He said some 150 cracks have developed on the roads in the town following the landslides.
Alam, who is also the convenor of the Medical University and Science and Technology University Implementation Movement, demanded that geological experts be brought in for soil tests in Rangamati, the roads reorganised and the vulnerable buildings relocated, so as to make the town sustainable.




Today's Question »
Do you agree with Obaidul Quader’s remark that the court is not harassing Khaleda Zia, rather she has been harassing the court by repeatedly seeking time?
 No Comment
Yes 18.5%
No 79.6%
No Comment 1.9%
Most Viewed
Digital Edition
SunMonTueWedThuFri Sat
More Backpage stories
Myanmar continues ‘disregarding’ UN Nearly two months into the atrocities of the Myanmar security forces against Rohingya Muslim population in Rakhine state, the United Nations has failed to get any access for the UN agencies and other…

Copyright © All right reserved.

Editor : M. Shamsur Rahman

Published by the Editor on behalf of Independent Publications Limited at Media Printers, 446/H, Tejgaon I/A, Dhaka-1215.
Editorial, News & Commercial Offices : Beximco Media Complex, 149-150 Tejgaon I/A, Dhaka-1208, Bangladesh. GPO Box No. 934, Dhaka-1000.

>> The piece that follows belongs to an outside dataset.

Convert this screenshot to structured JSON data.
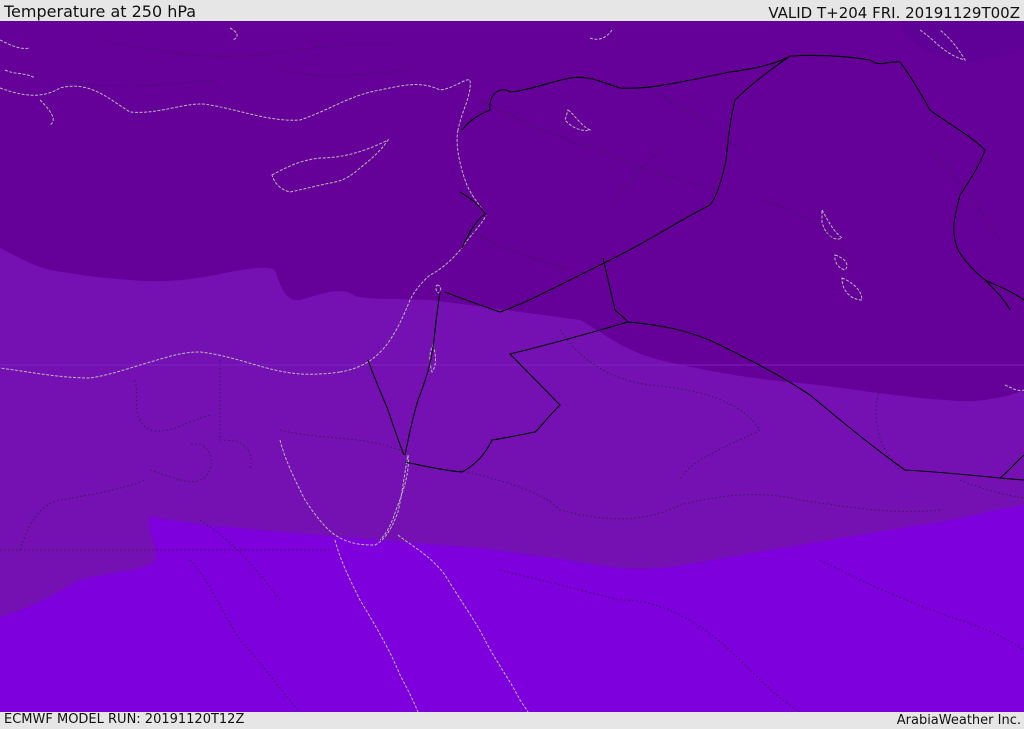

Editor : M. Shamsur Rahman
Published by the Editor on behalf of Independent Publications Limited at Media Printers, 446/H, Tejgaon I/A, Dhaka-1215.
Editorial, News & Commercial Offices : Beximco Media Complex, 149-150 Tejgaon I/A, Dhaka-1208, Bangladesh. GPO Box No. 934, Dhaka-1000.

Disclaimer & Privacy Policy
About Us
Contact Us

Powered by : Frog Hosting